- **Work order**
Nothing in the data should be altered when it is repeated in full.

Records contained in a dataset:
::::::::
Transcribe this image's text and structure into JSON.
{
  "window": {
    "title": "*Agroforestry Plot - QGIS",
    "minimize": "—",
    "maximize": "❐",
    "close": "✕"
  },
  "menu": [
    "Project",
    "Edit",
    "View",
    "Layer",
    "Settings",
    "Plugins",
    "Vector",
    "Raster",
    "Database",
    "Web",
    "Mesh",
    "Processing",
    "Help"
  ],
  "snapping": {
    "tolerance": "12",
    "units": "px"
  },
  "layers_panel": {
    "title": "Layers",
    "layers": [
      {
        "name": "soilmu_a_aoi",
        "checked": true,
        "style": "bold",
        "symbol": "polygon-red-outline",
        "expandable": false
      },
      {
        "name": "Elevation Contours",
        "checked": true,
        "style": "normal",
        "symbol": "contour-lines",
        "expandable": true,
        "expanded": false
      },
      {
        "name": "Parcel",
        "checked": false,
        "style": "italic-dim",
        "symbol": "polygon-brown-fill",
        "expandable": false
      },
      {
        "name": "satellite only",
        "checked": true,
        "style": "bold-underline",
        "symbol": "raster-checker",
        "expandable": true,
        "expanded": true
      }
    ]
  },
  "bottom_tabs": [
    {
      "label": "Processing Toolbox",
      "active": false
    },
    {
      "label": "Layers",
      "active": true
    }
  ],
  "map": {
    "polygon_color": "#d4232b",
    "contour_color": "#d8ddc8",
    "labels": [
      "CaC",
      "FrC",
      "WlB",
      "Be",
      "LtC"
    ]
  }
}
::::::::
- **Response for this exercise**
Transcribe this image's text and structure into JSON.
{
  "window": {
    "title": "*Agroforestry Plot - QGIS",
    "minimize": "—",
    "maximize": "❐",
    "close": "✕"
  },
  "menu": [
    "Project",
    "Edit",
    "View",
    "Layer",
    "Settings",
    "Plugins",
    "Vector",
    "Raster",
    "Database",
    "Web",
    "Mesh",
    "Processing",
    "Help"
  ],
  "snapping": {
    "tolerance": "12",
    "units": "px"
  },
  "layers_panel": {
    "title": "Layers",
    "layers": [
      {
        "name": "soilmu_a_aoi",
        "checked": true,
        "style": "bold",
        "symbol": "polygon-red-outline",
        "expandable": false
      },
      {
        "name": "Elevation Contours",
        "checked": true,
        "style": "normal",
        "symbol": "contour-lines",
        "expandable": true,
        "expanded": false
      },
      {
        "name": "Parcel",
        "checked": false,
        "style": "italic-dim",
        "symbol": "polygon-brown-fill",
        "expandable": false
      },
      {
        "name": "satellite only",
        "checked": true,
        "style": "bold-underline",
        "symbol": "raster-checker",
        "expandable": true,
        "expanded": true
      }
    ]
  },
  "bottom_tabs": [
    {
      "label": "Processing Toolbox",
      "active": false
    },
    {
      "label": "Layers",
      "active": true
    }
  ],
  "map": {
    "polygon_color": "#d4232b",
    "contour_color": "#d8ddc8",
    "labels": [
      "CaC",
      "FrC",
      "WlB",
      "Be",
      "LtC"
    ]
  }
}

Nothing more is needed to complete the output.